3D printed homes can be completed in just 12 hours, compared to four days using normal construction methods. Reducing the structure’s carbon footprint by 70%, a UK-backed firm is dedicating more than R30 billion to fight climate change in Africa and Asia.
A school and house already printed in Malawi is the first phase of a project which will be rolled out to Kenya and Zimbabwe. While start-up costs are high, modest houses can be printed for around R75,000. Homes and schools constructed in mere hours, with carbon footprints reduced by 70%, are being rolled out across Africa as part of an innovative 3D printing programme.
Cutting time and reliance on carbon-heavy resources, the project’s initial rollout in Malawi, which has a shortage of 36,000 classrooms, is expected to be expanded into Kenya and Zimbabwe in the near future. Malawi’s burgeoning backlog, which, according to the United Nations Children’s Fund (UNICEF) would take an estimated 70 years to clear with conventional building methods, can be solved in under a decade through the use of 3D printing technology. This is the aim of 14Trees, a joint venture […]

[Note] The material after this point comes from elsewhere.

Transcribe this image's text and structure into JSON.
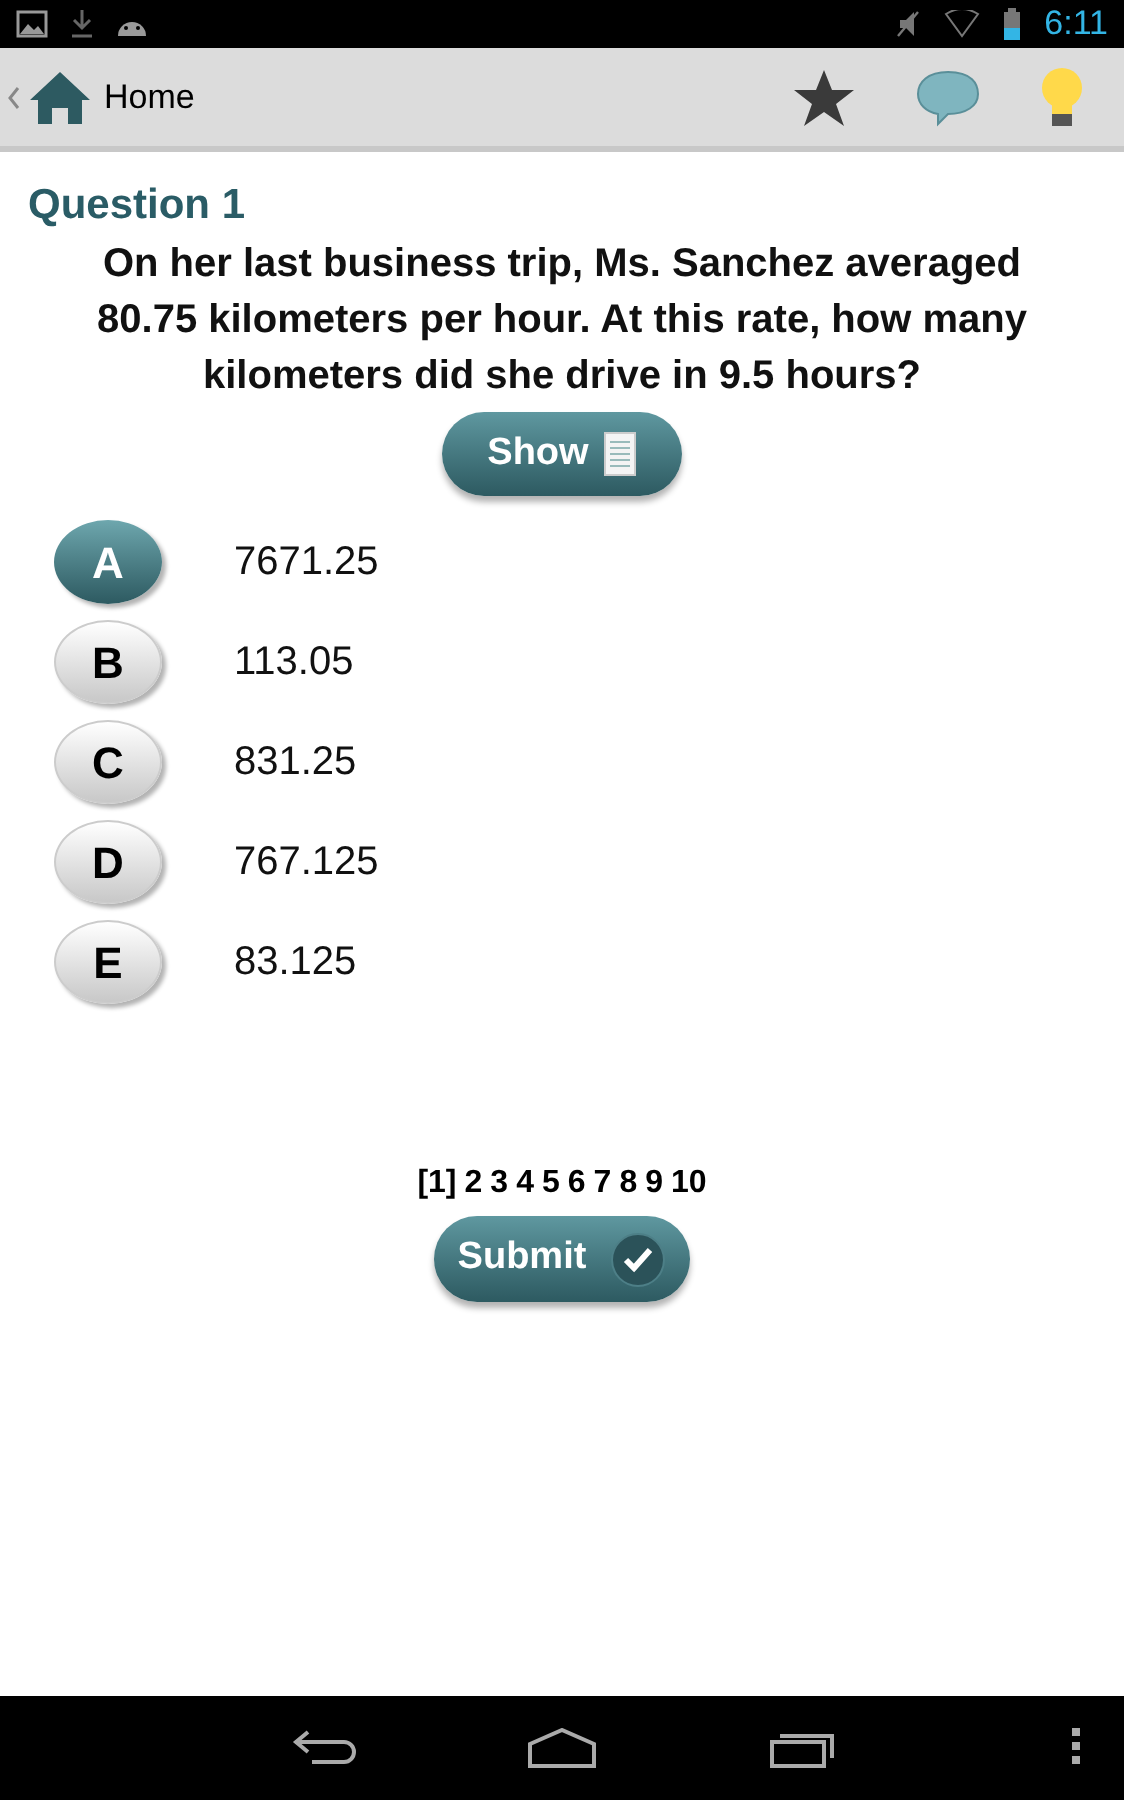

Researchers from UNIDEMI at the Universidade NOVA de Lisboa in Portugal took note of the fact that, while 3D printing...